Copy out every line of the data that has the word "bbbbbb" somewhere in it.

[Dataset rows for apps and sites]
--------------------

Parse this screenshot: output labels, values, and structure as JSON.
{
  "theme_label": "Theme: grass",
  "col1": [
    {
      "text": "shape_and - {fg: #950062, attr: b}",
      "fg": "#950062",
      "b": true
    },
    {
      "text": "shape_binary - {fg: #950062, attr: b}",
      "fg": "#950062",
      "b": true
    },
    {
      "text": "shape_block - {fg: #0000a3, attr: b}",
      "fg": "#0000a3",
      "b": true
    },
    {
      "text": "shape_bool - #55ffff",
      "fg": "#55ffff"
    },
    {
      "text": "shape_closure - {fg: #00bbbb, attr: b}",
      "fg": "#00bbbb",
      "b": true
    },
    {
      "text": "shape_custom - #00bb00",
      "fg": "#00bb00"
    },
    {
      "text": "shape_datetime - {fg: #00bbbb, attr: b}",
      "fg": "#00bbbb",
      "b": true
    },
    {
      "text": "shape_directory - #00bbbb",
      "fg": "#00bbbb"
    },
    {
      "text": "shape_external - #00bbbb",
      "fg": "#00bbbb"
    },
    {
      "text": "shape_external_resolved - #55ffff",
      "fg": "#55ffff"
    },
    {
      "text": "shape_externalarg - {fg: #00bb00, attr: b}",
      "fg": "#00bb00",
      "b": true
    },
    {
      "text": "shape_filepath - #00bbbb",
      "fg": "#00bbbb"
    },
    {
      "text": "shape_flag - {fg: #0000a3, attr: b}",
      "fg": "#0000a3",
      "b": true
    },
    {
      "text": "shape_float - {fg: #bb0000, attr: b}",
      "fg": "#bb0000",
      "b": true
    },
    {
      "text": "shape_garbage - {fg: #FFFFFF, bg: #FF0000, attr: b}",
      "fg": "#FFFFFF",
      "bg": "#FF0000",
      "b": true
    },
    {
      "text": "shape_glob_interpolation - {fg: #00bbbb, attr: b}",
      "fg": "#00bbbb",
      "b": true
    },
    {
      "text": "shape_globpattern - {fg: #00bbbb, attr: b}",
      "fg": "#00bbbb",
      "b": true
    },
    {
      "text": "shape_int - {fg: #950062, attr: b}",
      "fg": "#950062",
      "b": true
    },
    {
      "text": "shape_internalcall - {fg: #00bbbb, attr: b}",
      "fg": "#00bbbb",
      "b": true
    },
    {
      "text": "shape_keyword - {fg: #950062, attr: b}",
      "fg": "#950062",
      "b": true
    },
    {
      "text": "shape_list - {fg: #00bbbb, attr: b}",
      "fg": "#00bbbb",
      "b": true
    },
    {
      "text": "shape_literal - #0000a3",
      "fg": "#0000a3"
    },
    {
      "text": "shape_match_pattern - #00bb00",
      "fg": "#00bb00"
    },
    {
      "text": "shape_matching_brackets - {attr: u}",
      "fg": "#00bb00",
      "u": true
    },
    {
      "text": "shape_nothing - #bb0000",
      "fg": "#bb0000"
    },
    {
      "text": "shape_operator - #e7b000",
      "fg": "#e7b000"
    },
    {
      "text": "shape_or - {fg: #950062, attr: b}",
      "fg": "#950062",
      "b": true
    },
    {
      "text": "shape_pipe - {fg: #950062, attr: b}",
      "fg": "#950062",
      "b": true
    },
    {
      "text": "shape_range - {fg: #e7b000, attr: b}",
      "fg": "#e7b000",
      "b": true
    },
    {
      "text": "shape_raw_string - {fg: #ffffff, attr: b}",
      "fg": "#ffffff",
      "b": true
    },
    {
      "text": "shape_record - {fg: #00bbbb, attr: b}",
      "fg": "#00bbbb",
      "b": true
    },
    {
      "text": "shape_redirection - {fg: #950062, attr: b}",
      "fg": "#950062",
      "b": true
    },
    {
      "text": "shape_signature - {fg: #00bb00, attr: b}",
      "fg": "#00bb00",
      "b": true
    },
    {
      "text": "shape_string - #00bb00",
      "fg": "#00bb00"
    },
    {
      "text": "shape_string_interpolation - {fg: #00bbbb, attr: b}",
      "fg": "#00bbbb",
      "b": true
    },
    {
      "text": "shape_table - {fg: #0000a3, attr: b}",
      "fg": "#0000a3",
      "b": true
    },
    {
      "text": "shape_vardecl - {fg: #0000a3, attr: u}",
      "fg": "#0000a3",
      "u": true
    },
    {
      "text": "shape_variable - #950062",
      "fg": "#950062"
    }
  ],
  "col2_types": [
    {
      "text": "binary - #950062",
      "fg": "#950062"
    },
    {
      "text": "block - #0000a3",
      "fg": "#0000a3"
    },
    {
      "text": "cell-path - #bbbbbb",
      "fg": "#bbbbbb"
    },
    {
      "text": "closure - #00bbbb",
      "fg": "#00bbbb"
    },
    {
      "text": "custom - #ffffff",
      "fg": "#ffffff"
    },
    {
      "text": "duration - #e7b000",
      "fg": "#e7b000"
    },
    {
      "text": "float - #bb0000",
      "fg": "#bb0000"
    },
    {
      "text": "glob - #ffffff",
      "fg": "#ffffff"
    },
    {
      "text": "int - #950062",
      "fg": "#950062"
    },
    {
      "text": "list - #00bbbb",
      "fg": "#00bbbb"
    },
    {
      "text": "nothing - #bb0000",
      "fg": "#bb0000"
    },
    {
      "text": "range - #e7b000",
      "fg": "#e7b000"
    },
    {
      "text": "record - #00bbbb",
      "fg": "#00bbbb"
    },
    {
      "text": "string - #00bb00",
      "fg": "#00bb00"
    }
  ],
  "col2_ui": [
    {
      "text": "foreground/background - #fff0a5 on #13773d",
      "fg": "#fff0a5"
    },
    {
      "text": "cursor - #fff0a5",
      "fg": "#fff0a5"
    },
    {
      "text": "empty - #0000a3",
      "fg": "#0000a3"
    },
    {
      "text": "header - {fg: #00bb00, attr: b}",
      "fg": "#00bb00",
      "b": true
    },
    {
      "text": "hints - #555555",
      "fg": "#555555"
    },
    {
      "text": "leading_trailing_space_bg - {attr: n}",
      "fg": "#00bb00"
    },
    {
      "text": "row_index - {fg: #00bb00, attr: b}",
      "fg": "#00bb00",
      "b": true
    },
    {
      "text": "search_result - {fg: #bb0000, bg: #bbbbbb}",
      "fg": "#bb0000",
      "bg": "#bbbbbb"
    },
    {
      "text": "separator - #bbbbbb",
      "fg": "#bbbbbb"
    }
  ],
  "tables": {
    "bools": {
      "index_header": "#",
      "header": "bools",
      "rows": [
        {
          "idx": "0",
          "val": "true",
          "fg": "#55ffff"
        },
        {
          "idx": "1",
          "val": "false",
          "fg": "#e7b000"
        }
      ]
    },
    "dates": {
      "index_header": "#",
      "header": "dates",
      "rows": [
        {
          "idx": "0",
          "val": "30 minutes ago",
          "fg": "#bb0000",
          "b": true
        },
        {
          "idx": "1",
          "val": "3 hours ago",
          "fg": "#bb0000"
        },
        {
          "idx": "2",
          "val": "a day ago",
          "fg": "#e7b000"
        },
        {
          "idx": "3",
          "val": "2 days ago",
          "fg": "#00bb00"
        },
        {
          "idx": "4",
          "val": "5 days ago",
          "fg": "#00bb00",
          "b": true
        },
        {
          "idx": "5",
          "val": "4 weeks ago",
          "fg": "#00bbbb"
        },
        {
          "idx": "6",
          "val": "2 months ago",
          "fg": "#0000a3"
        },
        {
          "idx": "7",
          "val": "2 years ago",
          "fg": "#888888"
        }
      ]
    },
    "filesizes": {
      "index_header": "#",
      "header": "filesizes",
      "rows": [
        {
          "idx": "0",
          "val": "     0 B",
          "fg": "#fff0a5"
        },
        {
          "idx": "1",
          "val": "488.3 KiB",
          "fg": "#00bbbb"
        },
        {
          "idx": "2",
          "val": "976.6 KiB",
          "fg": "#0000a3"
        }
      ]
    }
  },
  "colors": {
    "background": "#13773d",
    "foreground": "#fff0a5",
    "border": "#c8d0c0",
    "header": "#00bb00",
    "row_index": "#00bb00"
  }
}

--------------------

- _Task response_:
      "text": "cell-path - #bbbbbb",
      "fg": "#bbbbbb"
      "text": "search_result - {fg: #bb0000, bg: #bbbbbb}",
      "bg": "#bbbbbb"
      "text": "separator - #bbbbbb",
      "fg": "#bbbbbb"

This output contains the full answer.